Frequency Separation has been around for a long time but has received a bad reputation in the past. This is not because there is anything wrong with the software. It’s simply because it was used incorrectly by some and taken too far by others.

The purpose of this Adobe tool is to remove any unwanted flaws from skin while keeping it looking natural. However, when people take the flawless part too far, the skin texture ends up looking like plastic because the detail is lost. The trick to using it successfully comes down to the techniques you apply.

The Frequency Separation process is done by separating the detail and texture from the tone and colour of the image, so they can be edited separately. Doing this makes it easier to preserve the details when performing intricate edits, while giving you meticulous control over the tones and colours. Here’s how it’s done:

SET UP:

To begin the process, open the image file in Photoshop and type Cmd/Ctrl-J to duplicate the Background layer.

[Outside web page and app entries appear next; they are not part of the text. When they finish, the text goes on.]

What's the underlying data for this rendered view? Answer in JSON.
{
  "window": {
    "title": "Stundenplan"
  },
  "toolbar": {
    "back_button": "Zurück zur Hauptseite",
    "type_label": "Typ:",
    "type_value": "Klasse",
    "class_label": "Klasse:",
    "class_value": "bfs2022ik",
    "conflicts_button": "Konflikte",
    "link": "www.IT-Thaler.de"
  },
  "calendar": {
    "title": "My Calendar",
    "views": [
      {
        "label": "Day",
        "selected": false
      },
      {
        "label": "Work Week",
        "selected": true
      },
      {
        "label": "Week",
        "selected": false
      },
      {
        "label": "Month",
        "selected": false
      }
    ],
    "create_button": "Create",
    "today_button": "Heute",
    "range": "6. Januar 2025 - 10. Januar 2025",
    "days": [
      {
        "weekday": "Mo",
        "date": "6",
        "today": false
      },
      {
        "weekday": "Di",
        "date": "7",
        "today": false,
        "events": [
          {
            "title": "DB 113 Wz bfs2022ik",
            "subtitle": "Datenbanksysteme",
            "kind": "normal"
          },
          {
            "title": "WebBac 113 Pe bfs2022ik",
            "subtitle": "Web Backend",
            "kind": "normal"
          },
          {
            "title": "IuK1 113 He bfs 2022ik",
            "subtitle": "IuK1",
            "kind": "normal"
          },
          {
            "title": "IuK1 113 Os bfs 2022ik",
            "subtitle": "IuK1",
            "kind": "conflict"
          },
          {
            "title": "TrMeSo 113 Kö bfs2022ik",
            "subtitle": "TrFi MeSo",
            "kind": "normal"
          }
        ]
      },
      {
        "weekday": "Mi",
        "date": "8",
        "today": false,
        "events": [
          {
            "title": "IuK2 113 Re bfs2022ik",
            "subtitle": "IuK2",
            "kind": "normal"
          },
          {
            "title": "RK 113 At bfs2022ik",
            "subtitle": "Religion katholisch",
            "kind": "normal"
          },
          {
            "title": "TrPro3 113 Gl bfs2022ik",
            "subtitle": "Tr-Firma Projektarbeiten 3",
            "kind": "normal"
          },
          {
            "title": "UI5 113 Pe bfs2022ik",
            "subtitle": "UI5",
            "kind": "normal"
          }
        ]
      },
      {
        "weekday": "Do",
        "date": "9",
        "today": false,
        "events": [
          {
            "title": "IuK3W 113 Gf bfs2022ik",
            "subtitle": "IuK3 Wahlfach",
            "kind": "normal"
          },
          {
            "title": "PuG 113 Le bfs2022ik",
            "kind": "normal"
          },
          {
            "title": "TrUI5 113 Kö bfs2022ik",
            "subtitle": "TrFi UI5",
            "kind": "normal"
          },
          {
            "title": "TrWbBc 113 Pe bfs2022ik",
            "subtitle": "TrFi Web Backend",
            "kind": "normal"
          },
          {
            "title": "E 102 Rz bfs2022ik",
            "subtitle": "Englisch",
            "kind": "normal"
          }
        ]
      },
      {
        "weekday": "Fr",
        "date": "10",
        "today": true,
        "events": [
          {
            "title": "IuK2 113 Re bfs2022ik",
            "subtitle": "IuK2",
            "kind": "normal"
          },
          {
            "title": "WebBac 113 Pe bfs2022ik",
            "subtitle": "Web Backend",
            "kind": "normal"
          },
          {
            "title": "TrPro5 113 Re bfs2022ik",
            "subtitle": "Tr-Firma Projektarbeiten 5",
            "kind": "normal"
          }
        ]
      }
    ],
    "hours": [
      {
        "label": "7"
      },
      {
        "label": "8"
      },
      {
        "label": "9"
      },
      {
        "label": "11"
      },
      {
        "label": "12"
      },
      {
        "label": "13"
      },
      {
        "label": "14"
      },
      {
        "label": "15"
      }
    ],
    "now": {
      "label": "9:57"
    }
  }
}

Duplicate layer:
This layer will be first in the layer stack and will be the high frequency layer. Name it “Detail & Texture”, then click on the visibility icon (the eye) to turn off its visibility for now.

Background layer:
This layer will be the low frequency layer. Change the name to “Colour & Tone”, right-click on it and select the Convert to Smart Object option.

To lightly blur the finer details, apply Gaussian Blur from the Filter menu (Radius: 2 Pixels should be fine).

New layer:
Create a new blank layer before the Colour & Tone layer by typing CMD/Ctrl-Shift-N and call it “Retouch Colour & Tone”.

Detail & Texture layer:
Click the visibility icon of the Detail & Texure layer, select Image > Apply Image to set the layer. (Blending: Subtract, Scale: 2, Offset: 128). Click OK. Now you should have a grey image.

At the top left of the Layers palette, change the blending mode from Normal to “Linear Light”. This will change the grey image back to normal.

RETOUCHING

Colour & Tone (low frequency) Retouching:
Select your Retouch Colour & Tone layer and use the Healing Brush or Clone Stamp tool for brushing over blotches and wrinkles. (Note: In the Tools Option Bar, set the Sample field to Current & Below to ensure that no pixel information is selected from the top layer.)

Detail & Texture (high frequency) Retouching:
Select your Detail & Texture layer. It’s important that you set the Sample field, in the Tools Option Bar, to Current this time. Now you can remove any unwanted details such as blemishes, rough skin textures, blackheads, stray hairs, and so forth, and use the Clone Stamp tool (set Opacity and Flow to 100%) to clone the detail back into these areas.

The ultimate aim of portrait photography is to bring about the true essence of the person being photographed. This is why toning down wrinkles and removing distractions like temporary imperfections is so important. Adobe Photoshop Frequency Separation is the perfect, stream-line tool to achieve this, because it enables users to retouch skin in images faster, without compromising on quality.